*** Available records Section Begins ***

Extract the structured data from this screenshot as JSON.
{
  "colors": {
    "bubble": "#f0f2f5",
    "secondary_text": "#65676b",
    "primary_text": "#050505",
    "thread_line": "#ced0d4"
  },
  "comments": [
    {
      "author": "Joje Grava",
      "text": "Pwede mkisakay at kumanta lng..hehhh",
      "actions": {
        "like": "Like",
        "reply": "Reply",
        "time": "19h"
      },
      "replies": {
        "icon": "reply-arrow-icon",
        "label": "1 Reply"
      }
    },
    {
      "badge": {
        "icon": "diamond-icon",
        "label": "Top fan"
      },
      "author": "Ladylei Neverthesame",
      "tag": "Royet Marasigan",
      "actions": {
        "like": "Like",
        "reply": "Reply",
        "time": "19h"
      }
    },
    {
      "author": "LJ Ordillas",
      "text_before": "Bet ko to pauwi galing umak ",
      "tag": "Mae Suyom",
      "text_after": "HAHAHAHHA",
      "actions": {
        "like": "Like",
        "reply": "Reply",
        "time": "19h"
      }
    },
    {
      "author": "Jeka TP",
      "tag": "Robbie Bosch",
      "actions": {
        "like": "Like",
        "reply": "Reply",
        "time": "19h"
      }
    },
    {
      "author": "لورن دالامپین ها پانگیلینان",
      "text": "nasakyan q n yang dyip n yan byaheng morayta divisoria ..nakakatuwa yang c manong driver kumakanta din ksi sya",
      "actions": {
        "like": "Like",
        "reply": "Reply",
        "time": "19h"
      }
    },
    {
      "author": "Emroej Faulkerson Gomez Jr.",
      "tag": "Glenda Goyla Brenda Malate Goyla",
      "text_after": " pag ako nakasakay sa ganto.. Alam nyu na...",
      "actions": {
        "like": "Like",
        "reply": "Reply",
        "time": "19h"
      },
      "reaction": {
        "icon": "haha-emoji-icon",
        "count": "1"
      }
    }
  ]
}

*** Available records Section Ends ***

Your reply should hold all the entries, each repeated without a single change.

* [Reply to the exercise]:
Extract the structured data from this screenshot as JSON.
{
  "colors": {
    "bubble": "#f0f2f5",
    "secondary_text": "#65676b",
    "primary_text": "#050505",
    "thread_line": "#ced0d4"
  },
  "comments": [
    {
      "author": "Joje Grava",
      "text": "Pwede mkisakay at kumanta lng..hehhh",
      "actions": {
        "like": "Like",
        "reply": "Reply",
        "time": "19h"
      },
      "replies": {
        "icon": "reply-arrow-icon",
        "label": "1 Reply"
      }
    },
    {
      "badge": {
        "icon": "diamond-icon",
        "label": "Top fan"
      },
      "author": "Ladylei Neverthesame",
      "tag": "Royet Marasigan",
      "actions": {
        "like": "Like",
        "reply": "Reply",
        "time": "19h"
      }
    },
    {
      "author": "LJ Ordillas",
      "text_before": "Bet ko to pauwi galing umak ",
      "tag": "Mae Suyom",
      "text_after": "HAHAHAHHA",
      "actions": {
        "like": "Like",
        "reply": "Reply",
        "time": "19h"
      }
    },
    {
      "author": "Jeka TP",
      "tag": "Robbie Bosch",
      "actions": {
        "like": "Like",
        "reply": "Reply",
        "time": "19h"
      }
    },
    {
      "author": "لورن دالامپین ها پانگیلینان",
      "text": "nasakyan q n yang dyip n yan byaheng morayta divisoria ..nakakatuwa yang c manong driver kumakanta din ksi sya",
      "actions": {
        "like": "Like",
        "reply": "Reply",
        "time": "19h"
      }
    },
    {
      "author": "Emroej Faulkerson Gomez Jr.",
      "tag": "Glenda Goyla Brenda Malate Goyla",
      "text_after": " pag ako nakasakay sa ganto.. Alam nyu na...",
      "actions": {
        "like": "Like",
        "reply": "Reply",
        "time": "19h"
      },
      "reaction": {
        "icon": "haha-emoji-icon",
        "count": "1"
      }
    }
  ]
}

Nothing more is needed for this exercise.